Sandra Kohler, four poems

Snapshot: Late Winter

In my garden, lichen patches

the color of palest jade stud

a brown-gray tree trunk,

each cluster a flower form

compounded of tiny petals

budding in the wintry light.

We’ve come out to the garden

with our small grandchildren,

who love snow, winter’s grasp,

a rigor at which we shudder.

The old are not like children,

children are not like the old.

The countries they live in

are equally distant islands off

the main coast of adulthood,

that severe headland. Bodies

burgeoning, bodies aging:

life, death; decay, bloom.

Katie Becoming Poet


When Katie announces that she wants

to go to paleontologist school, I say it’s

a cool thing to be. What else is, she asks.

I list computer programmer (like Papa

she says), lawyer (Mama), teacher, poet,

archaeologist...She says she will be poet

and archaeologist and paleontologist.
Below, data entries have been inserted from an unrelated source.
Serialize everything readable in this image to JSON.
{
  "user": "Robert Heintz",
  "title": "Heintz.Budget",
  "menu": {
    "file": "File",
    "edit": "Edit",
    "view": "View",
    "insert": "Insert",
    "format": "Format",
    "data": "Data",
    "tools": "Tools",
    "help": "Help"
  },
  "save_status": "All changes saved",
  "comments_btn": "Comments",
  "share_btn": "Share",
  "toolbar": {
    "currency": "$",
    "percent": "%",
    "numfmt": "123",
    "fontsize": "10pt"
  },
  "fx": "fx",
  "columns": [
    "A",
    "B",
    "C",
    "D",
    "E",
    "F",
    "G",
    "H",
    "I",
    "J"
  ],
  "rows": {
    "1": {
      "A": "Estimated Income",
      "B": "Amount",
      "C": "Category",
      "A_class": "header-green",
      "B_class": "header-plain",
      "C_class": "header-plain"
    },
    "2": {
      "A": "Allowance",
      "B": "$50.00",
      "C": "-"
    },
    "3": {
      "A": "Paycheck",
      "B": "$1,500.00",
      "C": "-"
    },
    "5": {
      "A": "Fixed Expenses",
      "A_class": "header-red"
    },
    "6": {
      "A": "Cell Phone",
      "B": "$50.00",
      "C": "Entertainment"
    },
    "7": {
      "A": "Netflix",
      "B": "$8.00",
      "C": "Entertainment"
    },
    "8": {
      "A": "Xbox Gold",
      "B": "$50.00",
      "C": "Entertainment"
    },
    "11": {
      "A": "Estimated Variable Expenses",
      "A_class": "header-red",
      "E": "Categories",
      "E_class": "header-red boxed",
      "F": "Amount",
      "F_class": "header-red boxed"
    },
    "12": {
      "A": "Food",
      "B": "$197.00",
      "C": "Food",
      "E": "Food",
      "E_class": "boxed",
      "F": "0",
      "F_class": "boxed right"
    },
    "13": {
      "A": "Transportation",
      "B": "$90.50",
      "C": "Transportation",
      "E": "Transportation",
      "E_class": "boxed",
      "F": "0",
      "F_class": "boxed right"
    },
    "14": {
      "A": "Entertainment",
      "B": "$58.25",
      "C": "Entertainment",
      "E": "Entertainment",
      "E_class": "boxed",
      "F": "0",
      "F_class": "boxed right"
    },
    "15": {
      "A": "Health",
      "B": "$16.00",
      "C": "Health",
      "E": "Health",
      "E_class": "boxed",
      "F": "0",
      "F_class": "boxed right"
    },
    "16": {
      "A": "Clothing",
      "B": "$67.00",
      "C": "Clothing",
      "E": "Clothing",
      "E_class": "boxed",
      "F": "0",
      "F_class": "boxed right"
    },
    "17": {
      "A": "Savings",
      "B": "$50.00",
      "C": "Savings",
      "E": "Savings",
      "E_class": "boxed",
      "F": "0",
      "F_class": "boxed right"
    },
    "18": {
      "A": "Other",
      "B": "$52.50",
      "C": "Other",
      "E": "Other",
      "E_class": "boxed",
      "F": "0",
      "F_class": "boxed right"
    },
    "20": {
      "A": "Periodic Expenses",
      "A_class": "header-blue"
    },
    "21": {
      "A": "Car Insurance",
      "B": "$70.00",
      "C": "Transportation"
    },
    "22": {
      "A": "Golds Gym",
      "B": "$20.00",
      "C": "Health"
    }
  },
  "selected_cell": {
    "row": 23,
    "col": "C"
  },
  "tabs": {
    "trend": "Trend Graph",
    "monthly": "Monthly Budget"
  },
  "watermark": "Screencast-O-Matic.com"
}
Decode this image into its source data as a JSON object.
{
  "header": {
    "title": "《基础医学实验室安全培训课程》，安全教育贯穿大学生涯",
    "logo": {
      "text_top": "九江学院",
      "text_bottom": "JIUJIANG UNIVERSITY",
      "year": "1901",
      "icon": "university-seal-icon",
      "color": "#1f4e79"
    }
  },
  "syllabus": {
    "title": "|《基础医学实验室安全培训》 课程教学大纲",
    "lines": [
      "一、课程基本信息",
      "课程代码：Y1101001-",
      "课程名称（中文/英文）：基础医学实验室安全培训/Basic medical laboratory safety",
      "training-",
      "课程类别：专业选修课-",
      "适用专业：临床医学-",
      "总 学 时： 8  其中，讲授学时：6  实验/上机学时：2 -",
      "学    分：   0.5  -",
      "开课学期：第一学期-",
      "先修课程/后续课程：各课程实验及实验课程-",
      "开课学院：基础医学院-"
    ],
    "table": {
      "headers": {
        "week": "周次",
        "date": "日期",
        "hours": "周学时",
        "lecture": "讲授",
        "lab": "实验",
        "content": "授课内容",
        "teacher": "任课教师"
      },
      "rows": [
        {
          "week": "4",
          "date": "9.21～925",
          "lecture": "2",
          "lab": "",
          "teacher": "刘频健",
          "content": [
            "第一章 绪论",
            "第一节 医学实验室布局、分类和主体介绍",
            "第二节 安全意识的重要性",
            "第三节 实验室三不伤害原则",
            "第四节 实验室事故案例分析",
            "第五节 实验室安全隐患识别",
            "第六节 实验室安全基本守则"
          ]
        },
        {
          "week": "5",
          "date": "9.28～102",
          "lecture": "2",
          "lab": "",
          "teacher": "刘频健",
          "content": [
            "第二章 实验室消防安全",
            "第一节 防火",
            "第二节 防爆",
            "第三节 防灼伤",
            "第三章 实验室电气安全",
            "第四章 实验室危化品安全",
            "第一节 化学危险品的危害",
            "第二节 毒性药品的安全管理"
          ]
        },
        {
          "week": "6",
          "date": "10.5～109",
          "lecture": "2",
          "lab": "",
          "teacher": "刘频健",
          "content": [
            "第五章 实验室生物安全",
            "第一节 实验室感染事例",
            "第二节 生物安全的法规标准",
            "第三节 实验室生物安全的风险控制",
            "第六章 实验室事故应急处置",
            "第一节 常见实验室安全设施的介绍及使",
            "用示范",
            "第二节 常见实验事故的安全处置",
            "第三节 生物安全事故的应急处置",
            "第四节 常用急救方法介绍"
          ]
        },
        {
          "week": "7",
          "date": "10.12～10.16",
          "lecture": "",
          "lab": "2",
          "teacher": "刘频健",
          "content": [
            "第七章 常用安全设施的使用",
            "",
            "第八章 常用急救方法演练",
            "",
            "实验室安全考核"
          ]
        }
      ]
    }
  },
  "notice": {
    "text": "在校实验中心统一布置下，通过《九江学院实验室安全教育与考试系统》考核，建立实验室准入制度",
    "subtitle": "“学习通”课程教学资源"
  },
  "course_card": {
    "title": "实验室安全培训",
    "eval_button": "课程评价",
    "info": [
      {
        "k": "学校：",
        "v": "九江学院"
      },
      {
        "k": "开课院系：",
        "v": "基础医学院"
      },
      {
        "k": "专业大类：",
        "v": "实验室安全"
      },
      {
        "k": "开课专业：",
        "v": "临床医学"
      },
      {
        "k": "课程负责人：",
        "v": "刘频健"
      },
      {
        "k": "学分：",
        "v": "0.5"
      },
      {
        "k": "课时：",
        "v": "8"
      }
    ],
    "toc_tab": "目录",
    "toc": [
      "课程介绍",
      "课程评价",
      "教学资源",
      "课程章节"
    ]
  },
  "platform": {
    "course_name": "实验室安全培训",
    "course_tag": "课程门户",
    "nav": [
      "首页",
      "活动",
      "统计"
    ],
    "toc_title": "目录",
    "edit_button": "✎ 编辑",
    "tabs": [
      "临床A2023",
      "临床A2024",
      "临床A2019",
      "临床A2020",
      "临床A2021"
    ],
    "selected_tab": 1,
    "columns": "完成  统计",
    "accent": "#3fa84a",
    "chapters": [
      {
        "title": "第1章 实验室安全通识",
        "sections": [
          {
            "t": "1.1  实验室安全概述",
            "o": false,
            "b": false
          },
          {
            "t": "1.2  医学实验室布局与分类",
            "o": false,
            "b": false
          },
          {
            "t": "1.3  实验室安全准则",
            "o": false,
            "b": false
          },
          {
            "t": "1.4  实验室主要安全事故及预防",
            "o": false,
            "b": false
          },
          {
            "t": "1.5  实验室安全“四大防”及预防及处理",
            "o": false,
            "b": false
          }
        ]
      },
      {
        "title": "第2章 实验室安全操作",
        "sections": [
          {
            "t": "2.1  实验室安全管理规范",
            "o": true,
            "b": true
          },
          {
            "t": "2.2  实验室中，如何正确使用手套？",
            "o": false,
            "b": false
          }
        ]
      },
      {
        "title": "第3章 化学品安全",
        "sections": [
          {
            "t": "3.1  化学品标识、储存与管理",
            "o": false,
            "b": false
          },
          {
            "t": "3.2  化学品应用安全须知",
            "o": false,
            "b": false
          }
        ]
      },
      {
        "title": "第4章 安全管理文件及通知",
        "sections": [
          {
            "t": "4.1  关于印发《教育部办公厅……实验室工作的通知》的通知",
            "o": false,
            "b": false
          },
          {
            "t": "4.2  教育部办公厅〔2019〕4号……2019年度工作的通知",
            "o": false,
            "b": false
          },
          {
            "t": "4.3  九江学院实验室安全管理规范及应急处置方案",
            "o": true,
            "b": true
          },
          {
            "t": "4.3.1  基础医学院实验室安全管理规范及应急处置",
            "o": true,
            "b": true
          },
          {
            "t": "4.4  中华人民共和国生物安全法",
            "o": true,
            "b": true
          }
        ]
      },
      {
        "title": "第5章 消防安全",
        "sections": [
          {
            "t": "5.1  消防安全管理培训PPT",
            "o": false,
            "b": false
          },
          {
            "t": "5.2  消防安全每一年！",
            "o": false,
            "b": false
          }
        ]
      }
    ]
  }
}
Katie comes downstairs, asks me to write

down her poem for her. It’s about Ella,</